Notably, detecting sepsis in post-surgical patients and new mothers is even less straightforward. This potential difficulty arises due to typical changes in blood composition and body temperature, coupled with expected discomfort or pain.
Characteristically, the first symptoms of sepsis are fever, chills and shivering, with increased heart rate and rapid breathing. At this stage, it is notoriously easy to misdiagnose ‘flu, a chest infection or gastroenteritis.
According to estimates, delays in diagnosis arise in around a third of cases. However, if left untreated, the patient will deteriorate rapidly. Severe symptoms include fainting and dizziness, disorientation, nausea and vomiting, diarrhoea, reduced urination and cold, clammy skin.
There is no specific therapy for the condition; patient outcomes rely on early recognition and appropriate clinical management. Thankfully, the mortality rate of sepsis patients has decreased over recent years.
Timely Treatment and Management
Initially, sepsis treatment centres on resuscitation and respiratory stabilisation. At this stage, intensive care and nursing staff should administer supplemental oxygen. Subsequently, treatment ought to consist of identifying the infection and administering antibiotics. At the same time, in around three-quarters of cases, it will be necessary to drain a pleural effusion, debride an infected wound or intervene surgically to drain an abscess.
However, in around a quarter of all cases, no obvious source of infection is identifiable. Despite this uncertainty, the rapid administration of antibiotics to target the origins of each sepsis case yields clear benefits for the patients concerned. Currently, there are no firm recommendations regarding the exact timing of antibiotic administration. Nevertheless, the consensus is that treatment should commence as soon as possible.
Ideally, the first dose of antibiotics ought to be within one hour of admission. Significantly, estimates suggest that for each hour of delay, the risk of mortality increases by eight per cent.
If patients’ symptoms include hypotension, fluids (saline) administration may be necessary, along with vasopressor therapy such as norepinephrine. Hypotension is the most common reason for the increased morbidity and mortality in sepsis patients.
Delays in administering fluids can cause tissue hypoxia and multiple organ dysfunction. Crucially, staff should assess the patient’s response to fluid resuscitation through blood pressure, tissue perfusion and urine output. Within twelve hours, a positive fluid balance of three to four litres is optimal for survival. However, even with prompt and appropriate treatment, some patients may not survive deep-seated infections such as abscesses that resist antibiotics and aggravate the condition.

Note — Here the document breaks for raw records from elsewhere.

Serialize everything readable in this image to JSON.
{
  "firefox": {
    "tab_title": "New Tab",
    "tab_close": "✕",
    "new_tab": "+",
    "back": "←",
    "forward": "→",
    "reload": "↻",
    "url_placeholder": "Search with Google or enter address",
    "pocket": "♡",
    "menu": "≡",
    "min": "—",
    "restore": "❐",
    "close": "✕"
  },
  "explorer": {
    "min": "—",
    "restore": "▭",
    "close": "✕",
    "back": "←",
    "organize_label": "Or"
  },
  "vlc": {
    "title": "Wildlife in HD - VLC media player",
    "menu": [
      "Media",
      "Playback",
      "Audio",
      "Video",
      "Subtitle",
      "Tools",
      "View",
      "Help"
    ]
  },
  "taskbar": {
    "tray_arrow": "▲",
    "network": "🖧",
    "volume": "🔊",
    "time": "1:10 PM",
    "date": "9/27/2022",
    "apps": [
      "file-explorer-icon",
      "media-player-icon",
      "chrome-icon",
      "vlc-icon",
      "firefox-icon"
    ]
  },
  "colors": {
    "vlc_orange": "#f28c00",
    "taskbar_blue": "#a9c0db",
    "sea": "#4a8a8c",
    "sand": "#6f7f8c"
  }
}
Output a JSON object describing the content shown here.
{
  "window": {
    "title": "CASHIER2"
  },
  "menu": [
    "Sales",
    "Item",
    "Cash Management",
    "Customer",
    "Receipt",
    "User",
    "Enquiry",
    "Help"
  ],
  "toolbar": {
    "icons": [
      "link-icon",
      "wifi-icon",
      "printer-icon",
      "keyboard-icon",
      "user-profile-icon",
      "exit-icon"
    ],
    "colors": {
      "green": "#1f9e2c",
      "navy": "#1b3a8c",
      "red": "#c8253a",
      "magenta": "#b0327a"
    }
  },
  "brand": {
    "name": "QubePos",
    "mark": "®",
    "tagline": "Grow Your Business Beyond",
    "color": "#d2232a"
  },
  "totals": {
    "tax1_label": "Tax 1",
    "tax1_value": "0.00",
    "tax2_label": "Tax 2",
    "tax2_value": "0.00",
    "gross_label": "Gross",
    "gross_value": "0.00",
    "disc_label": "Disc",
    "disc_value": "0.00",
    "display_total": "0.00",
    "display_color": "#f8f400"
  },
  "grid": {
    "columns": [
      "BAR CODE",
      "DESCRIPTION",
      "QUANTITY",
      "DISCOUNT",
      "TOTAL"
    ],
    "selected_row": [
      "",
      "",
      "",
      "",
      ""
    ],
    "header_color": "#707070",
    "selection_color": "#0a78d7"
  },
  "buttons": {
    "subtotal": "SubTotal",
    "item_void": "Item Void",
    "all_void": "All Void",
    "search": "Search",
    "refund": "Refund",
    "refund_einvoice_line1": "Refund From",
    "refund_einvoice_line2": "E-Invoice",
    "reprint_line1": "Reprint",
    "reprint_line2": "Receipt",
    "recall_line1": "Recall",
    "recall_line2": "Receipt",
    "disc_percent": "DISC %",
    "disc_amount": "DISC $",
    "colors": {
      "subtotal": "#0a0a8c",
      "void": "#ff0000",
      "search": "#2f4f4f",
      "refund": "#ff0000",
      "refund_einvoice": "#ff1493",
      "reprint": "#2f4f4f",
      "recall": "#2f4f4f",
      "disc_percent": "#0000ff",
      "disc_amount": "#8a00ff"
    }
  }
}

Given sufficiently prompt treatment, the likelihood of positive patient outcomes increases significantly. Furthermore, recent updates to sepsis and septic shock definitions may make identifying sepsis patients more straightforward, particularly in the worst cases. As a result, today’s medical professionals should be able to prescribe and administer the appropriate treatment in time. For instance, if a patient’s respiratory rate is greater than 22 breaths per minute, their systolic blood pressure is lower than 100mmHg and the Glasgow Coma Scale assessment of less than 15*, doctors should suspect sepsis and treat accordingly.
Statistics show that if medical staff implement a treatment protocol known as Early Goal-Directed Therapy for Sepsis within six hours of suspected diagnosis, in-hospital mortality reduces by around 45 per cent.
Finally, sepsis survivors have higher mortality rates from other conditions after discharge from hospital. Affected individuals are more likely to suffer post-traumatic stress disorder, physical disability and long-term lung or cognitive dysfunction.
We acknowledge the valuable input of Dr Martin Stotz, an intensive care and anaesthesiology consultant currently in St Mary’s Hospital, London, as a source of some of the information or professional opinion(s) used in this article.